Model of a Cattle Census
This large model shows a courtyard where the inspection of cattle took place. Meketre, his son, and four scribes sit under a columned canopy with scribes and guards standing nearby.
Cattle are driven before them by several farmers and herdsmen in order to be counted for inspection purposes. All men are wearing short kilts and the farmers who drive the cattle are wearing long wigs and holding sticks.
The many wooden models found in the tomb of chancellor Meketre represents scenes such as the inspection of animals, weavers and carpenters’ workshops, and boats sailing on the Nile. This curious and realistic miniature world was made to accompany the deceased on his journey beyond the tomb with the purpose of serving him in his daily needs in the Afterlife.
Wooden tomb models were deposited as grave goods in the tombs and burial shafts throughout early Egyptian History, most notably in the Middle Kingdom of Egypt. They included a wide variety of wooden figurines and scenes, such as boats, granaries, baking and brewing scenes and butchery scenes. These served as ways to preserve the action depicted for eternity in honor of the dead.
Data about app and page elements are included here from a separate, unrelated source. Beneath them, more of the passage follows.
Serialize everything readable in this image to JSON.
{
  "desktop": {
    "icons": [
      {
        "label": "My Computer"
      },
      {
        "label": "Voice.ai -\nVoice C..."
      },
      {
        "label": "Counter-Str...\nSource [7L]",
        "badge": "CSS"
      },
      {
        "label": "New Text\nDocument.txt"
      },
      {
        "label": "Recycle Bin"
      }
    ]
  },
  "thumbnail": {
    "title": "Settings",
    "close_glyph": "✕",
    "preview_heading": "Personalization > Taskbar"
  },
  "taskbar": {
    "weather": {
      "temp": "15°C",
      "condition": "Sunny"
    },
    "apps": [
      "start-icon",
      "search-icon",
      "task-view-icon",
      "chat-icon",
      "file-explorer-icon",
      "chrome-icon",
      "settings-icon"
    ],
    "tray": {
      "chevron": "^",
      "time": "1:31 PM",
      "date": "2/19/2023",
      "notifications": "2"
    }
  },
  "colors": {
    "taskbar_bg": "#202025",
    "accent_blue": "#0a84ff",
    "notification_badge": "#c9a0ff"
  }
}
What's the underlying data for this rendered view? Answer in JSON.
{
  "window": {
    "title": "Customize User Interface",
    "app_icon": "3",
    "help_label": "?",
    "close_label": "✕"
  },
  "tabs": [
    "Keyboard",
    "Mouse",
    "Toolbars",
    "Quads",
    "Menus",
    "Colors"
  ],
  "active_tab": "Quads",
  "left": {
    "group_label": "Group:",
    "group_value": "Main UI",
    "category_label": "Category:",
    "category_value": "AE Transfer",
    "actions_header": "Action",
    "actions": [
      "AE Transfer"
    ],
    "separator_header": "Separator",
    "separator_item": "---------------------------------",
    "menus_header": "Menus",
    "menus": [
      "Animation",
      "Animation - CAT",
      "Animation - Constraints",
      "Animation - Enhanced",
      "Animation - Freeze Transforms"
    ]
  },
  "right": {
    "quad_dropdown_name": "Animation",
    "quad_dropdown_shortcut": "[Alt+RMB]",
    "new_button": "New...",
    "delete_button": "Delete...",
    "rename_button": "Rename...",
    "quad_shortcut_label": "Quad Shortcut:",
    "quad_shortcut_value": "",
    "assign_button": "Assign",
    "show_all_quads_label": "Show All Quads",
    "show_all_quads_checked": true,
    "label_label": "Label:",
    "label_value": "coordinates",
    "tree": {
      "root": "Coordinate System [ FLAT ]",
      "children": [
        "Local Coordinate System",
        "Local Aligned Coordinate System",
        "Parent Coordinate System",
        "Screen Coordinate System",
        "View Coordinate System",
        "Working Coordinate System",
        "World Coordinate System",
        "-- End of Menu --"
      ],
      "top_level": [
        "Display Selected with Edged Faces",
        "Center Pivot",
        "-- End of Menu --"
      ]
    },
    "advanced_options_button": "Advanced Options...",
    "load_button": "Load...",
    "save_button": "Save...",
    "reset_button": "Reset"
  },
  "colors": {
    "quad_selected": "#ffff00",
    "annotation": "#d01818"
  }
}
The number of models of scenes and boats increased as the periods changed and the types of figures in tombs shifted from people giving offering to scenes of daily life.
This culminates in the Middle Kingdom where tombs could have over thirty scenes depicted, over fifty boats and only a dozen or so people giving offering. Compared to tombs in Giza that may have only twenty models with servants depicted.
Middle Kingdom, 12th Dynasty, ca. 1981-1975 BC. Tomb of Meketre (TT280), Sheikh Abd el-Qurna, West Thebes. Now in the Egyptian Museum, Cairo. JE 46724